◆ **Available data**

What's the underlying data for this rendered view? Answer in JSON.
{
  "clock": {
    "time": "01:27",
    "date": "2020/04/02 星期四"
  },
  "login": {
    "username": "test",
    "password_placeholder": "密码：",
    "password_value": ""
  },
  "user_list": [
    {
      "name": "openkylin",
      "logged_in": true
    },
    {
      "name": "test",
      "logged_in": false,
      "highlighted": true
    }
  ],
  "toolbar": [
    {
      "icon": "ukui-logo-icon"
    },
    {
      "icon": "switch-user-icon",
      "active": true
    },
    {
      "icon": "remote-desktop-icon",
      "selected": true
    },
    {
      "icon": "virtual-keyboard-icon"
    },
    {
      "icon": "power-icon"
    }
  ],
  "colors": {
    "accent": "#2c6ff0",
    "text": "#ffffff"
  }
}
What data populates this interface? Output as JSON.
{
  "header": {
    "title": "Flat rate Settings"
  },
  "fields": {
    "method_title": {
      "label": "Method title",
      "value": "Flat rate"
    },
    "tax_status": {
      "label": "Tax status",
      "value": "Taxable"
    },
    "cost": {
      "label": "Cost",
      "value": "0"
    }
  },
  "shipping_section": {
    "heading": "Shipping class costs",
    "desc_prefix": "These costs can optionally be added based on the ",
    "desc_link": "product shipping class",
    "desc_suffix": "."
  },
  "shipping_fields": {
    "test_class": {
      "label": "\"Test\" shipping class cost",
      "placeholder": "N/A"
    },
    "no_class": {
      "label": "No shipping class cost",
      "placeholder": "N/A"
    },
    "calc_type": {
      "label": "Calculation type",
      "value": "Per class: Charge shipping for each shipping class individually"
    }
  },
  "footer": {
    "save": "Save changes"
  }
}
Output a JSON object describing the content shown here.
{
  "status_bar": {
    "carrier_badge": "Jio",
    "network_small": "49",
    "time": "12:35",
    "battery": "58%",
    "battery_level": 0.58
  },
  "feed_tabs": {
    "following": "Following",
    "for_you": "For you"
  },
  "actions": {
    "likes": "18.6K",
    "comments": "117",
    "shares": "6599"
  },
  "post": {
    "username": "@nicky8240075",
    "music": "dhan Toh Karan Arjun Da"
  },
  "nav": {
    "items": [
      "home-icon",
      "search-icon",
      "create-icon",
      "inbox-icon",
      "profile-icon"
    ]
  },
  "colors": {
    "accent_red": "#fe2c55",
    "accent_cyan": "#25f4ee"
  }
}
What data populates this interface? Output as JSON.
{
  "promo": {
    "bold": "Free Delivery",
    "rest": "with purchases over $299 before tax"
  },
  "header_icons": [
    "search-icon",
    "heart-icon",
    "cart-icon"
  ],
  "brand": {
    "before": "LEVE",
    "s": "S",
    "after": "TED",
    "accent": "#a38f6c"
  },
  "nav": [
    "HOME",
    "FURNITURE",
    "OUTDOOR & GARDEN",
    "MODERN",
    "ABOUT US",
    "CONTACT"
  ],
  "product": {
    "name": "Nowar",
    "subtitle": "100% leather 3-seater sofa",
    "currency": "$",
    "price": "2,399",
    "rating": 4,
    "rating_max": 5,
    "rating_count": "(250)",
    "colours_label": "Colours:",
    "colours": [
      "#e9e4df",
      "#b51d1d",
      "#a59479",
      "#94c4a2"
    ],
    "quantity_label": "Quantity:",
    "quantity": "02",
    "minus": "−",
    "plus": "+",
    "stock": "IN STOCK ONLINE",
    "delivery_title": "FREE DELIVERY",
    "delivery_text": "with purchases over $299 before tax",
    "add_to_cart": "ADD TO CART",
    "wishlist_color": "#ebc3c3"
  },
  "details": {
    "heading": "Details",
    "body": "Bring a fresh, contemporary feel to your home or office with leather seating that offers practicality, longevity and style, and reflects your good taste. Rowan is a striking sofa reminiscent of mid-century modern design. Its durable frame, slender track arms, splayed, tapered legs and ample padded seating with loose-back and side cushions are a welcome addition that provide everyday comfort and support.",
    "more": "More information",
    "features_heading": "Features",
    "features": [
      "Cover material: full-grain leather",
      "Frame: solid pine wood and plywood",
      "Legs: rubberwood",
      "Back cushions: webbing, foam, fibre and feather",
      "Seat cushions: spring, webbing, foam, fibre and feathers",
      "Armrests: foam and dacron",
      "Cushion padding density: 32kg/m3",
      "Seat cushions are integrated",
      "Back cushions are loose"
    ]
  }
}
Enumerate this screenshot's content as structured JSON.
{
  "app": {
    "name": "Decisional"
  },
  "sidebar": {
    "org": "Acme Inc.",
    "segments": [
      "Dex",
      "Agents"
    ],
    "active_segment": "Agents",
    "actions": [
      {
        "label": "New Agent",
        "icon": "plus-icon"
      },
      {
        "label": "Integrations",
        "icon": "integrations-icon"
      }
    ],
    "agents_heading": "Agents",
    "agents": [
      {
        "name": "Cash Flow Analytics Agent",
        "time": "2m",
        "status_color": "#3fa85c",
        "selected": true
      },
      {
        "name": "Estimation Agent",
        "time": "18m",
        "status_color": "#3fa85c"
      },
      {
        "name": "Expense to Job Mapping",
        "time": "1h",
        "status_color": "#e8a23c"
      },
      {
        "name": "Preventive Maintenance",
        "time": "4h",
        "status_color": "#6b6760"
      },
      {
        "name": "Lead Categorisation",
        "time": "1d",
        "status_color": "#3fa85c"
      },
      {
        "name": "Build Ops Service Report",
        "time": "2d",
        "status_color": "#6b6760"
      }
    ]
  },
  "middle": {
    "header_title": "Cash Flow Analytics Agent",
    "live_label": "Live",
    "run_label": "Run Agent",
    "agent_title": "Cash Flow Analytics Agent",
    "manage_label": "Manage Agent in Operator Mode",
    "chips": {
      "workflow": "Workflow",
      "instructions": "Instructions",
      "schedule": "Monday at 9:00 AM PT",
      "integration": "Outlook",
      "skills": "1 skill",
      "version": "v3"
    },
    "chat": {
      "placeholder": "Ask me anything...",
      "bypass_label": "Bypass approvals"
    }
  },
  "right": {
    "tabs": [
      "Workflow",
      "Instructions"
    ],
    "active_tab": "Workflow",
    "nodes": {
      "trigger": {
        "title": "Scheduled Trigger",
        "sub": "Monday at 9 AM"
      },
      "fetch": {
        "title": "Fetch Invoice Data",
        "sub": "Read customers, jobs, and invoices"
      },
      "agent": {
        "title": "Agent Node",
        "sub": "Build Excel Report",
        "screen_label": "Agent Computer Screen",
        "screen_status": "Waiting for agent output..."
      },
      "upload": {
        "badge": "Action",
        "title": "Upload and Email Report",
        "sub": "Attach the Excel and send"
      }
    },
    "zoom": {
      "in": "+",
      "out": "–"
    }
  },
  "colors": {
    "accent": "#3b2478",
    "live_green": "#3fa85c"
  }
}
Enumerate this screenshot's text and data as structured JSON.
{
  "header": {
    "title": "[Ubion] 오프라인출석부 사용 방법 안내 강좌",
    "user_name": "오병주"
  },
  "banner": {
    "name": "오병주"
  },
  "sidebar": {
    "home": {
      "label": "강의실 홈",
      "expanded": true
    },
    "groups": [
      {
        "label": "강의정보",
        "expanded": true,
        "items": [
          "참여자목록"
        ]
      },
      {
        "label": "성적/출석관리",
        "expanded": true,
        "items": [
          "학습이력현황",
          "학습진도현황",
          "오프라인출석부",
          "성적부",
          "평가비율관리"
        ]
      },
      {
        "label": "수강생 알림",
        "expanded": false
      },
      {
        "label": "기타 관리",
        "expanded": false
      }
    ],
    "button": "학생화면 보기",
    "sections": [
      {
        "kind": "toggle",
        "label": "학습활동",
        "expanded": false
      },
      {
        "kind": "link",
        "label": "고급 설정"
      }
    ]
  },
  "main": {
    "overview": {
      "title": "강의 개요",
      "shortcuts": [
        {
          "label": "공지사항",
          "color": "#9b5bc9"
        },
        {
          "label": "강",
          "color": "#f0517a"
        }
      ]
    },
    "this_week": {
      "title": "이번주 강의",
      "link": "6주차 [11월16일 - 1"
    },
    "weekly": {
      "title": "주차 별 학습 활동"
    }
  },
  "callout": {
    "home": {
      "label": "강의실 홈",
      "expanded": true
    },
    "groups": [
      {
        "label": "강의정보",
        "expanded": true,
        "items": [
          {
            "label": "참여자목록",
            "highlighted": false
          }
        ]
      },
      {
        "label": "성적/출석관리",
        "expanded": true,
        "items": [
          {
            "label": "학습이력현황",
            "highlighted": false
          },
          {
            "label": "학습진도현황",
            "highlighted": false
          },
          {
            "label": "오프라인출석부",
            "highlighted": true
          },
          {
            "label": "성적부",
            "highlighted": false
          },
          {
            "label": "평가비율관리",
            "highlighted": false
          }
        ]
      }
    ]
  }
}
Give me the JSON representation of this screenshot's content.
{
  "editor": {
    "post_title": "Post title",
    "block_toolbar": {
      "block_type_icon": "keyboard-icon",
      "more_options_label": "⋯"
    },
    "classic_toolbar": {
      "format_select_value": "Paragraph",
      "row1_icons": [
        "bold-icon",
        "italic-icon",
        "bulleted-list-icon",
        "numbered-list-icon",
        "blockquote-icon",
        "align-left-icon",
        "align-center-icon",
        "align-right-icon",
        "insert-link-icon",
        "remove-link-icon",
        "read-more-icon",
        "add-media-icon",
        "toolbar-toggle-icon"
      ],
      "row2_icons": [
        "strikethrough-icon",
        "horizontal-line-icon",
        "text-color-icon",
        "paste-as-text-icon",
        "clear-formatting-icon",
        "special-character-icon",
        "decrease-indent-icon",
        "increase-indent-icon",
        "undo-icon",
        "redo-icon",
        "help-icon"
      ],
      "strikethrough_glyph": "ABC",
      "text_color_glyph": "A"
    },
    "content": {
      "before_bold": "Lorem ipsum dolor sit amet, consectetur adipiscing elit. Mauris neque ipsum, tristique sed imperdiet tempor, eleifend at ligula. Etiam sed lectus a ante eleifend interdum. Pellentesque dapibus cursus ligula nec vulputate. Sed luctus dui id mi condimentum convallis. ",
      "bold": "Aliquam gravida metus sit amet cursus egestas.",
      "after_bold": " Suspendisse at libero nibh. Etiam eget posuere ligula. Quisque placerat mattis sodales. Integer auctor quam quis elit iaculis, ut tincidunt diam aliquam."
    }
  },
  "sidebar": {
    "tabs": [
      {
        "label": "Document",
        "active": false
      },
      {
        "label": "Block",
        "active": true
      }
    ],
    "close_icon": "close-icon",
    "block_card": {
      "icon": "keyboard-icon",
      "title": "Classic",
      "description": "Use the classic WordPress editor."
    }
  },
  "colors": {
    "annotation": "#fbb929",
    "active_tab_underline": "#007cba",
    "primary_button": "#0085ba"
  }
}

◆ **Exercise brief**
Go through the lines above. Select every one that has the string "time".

◆ **Problem solution**
    "time": "01:27",
    "time": "12:35",
        "time": "2m",
        "time": "18m",
        "time": "1h",
        "time": "4h",
        "time": "1d",
        "time": "2d",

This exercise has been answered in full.